Hanging out and shooting at the outdoor box

Post-game presentations included four individual awards, and First and Second All-Star Team selections, in addition to the Nations Cup itself.

The Gaylord Powless Memorial Trophy, for the Most Sportsmanlike Player, went to Newtown Golden Eagles goal-tender Clint Jones.

The Frankie Benedict Memorial Trophy, for the Best All-Round Player, went to Kyle Jamieson of Maulers II (and the Columbus Landsharks).

The Peter Burns Memorial Trophy, for the Top Tournament Scorer, was awarded to Cory Bomberry of Maulers I, on the basis of his 10-goal, 14-assist performance.

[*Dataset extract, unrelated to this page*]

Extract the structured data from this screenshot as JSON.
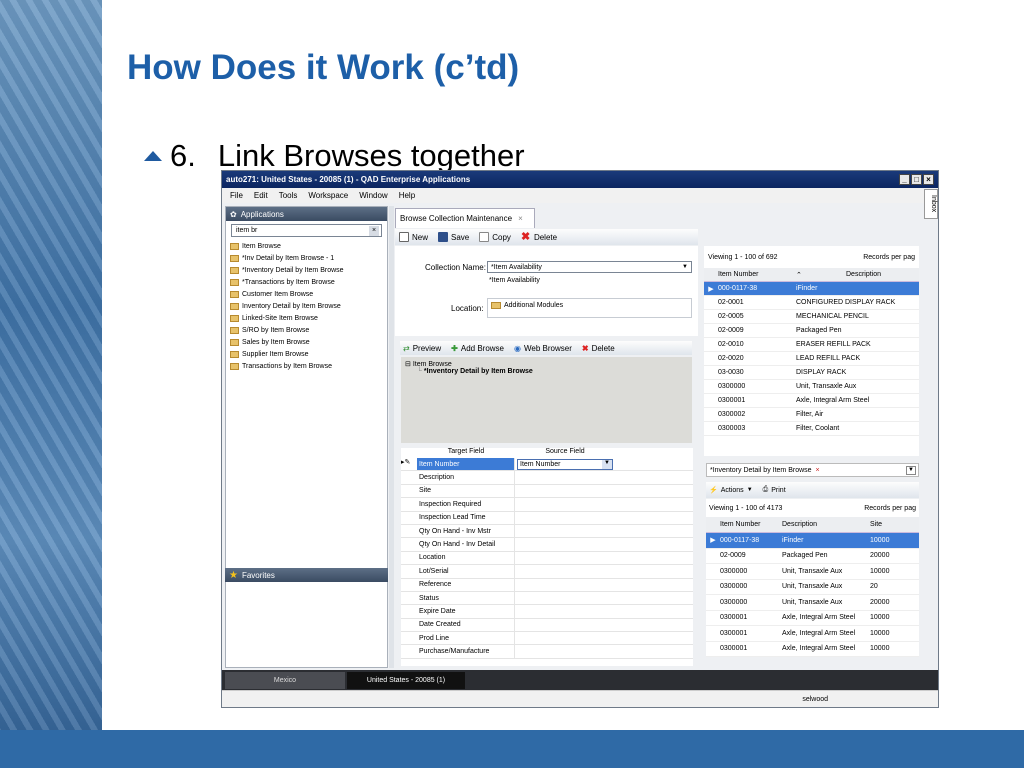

The Belson "Tiger" Tarbell Memorial Trophy, for the Outstanding Goaltender, was convincingly earned by Frog Pond II's Jake Henhawk.

First All-Star Team Second All Star Team
Jake Henhawk (goal) - Maulers IIClint Jones (goal) - Golden Eagles
Cory Bomberry - Maulers IScott Thompson - Warriors
Kim Squire - Maulers IMike Stevens - Golden Eagles
Tom Montour - Maulers IICam Bomberry - Maulers I
Tim Bomberry - Maulers IKariwate Mitchell - Eagles
Al Jones - RedhawksA.J. Bucktooth - Redhawks

Joe Fee and Ted Montour do the webcast play-by-play

Personal Tournament Highlights Congratulations and many thanks to Shirley Hill and the Onondaga Athletic Club, and to Marshall Abrams, Gewas Schindler and Bob Tarbell and the all of the Arena and Tournament staff and volunteers.

Alf Jaques carves a lacrosse stick

Next Year's Iroquois Nations Cup Tournament will be on my home turf, the Six Nations Grand River Territory in southern Ontario, with the 2004 event scheduled for Cattaraugus.


September 19, 2002